A 10th grade course emphasizing argumentative writing would appropriately accompany the 10th grade math curriculum in logic and proof writing. I’d recommend abstaining from requiring students to read nontechnical works until the third year of language arts. This way, rather than getting distracted by a fiction or nonfiction story as a platform for an argument, emphasis is instead placed on the concept of argumentative writing itself. Smaller readings should be used in this course.
An 11th grade course could then more effectively do in one year what four years of language arts typically try to do. This course could focus on work-based and research-based extended essay writing.
Curriculum comparable to the AP English Literature course could make an appropriate optional fourth year class.
A recent report on the Atlanta Public School System concluded 178 teachers at 41 schools were involved in a cheating scandal where “the educators, including 38 principals, were either directly involved in erasing wrong answers on a key standardized test or they knew–or should have known–what was going on”.1 Better scores on standardized testing would mean better funding for the district. The scandal was brought to light after a 2009 mark in the district’s improvement along with erasing patterns on scantrons. Back in January the district was notified that it had until September 30th to make changes or face losing their accreditation.2 Jennifer Oliver, vice president for communications for the Southern Association of Colleges and Schools, noted in an email interview with CNN at that time that “a loss of accreditation could mean that ‘graduating seniors may be limited in scholarships and college admissions if a program requires students to come from an accredited institution and/or uses accreditation of the high school as part of the criteria for evaluating students'”.
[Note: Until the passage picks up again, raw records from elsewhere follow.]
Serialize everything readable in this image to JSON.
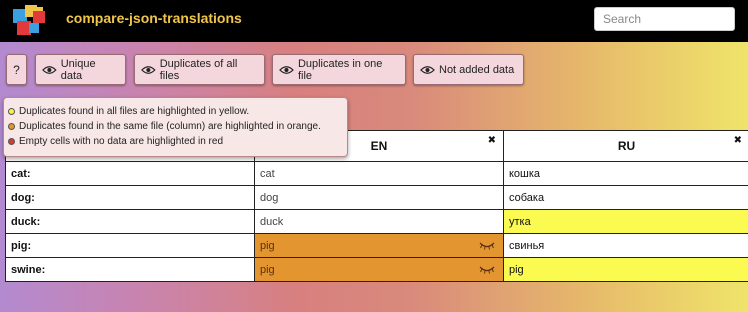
{
  "app": {
    "title": "compare-json-translations"
  },
  "search": {
    "placeholder": "Search"
  },
  "toolbar": {
    "help_label": "?",
    "buttons": [
      {
        "label": "Unique data"
      },
      {
        "label": "Duplicates of all files"
      },
      {
        "label": "Duplicates in one file"
      },
      {
        "label": "Not added data"
      }
    ]
  },
  "legend": {
    "items": [
      {
        "text": "Duplicates found in all files are highlighted in yellow.",
        "color": "#f5f04a"
      },
      {
        "text": "Duplicates found in the same file (column) are highlighted in orange.",
        "color": "#e39630"
      },
      {
        "text": "Empty cells with no data are highlighted in red",
        "color": "#d83b3b"
      }
    ]
  },
  "table": {
    "columns": [
      {
        "label": ""
      },
      {
        "label": "EN",
        "close": "✖"
      },
      {
        "label": "RU",
        "close": "✖"
      }
    ],
    "rows": [
      {
        "key": "cat:",
        "en": "cat",
        "ru": "кошка"
      },
      {
        "key": "dog:",
        "en": "dog",
        "ru": "собака"
      },
      {
        "key": "duck:",
        "en": "duck",
        "ru": "утка"
      },
      {
        "key": "pig:",
        "en": "pig",
        "ru": "свинья"
      },
      {
        "key": "swine:",
        "en": "pig",
        "ru": "pig"
      }
    ]
  },
  "colors": {
    "yellow": "#fafa50",
    "orange": "#e39630",
    "accent": "#f0c64a"
  }
}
This is merely a side effect of the dogma of rewarding districts that perform well on examinations proctored by the districts themselves. Although this in itself would be difficult to fix as too many proctors are needed. Perhaps for smaller districts, adjacent districts could swap proctor personnel for test duration and exam submission, and larger districts could bring in an army of state proctors; however, this seems like it may be impractical. We could also ask the question about why students are not doing sufficiently well on the exams in the first place. This problem seems to be twofold: teacher quality and environmental circumstances.
Two possible reasons why teacher quality is poor are funding and pay requirements. Better funding for salaries could attract better, qualified faculty, but alas, the poor performance on tests makes this a cyclic problem. There is also the issue requiring higher payment for applicants with graduate degrees. This makes no sense whatsoever. If the requirements for a teaching position are constant, what difference does the degree make? All that matters is if the applicant can teach. Removing this requirement could allow the education industry (among others) to hire applicants with advanced degrees (who may be more qualified) at the same pay. This would increase industry demand for Masters/PhD applicants (since they would have no additional hiring cost) and in turn increase consumer demand for such degrees.
There is also the environmental factor. Neighborhood violence can certainly impede the success of education. This seems difficult to address, particularly while gun laws remain a joke. Who cares about future academic prospects when gun/drug hierarchies saturate a district and offer an immediate sense of autonomy and control–or a distracting threat for that matter?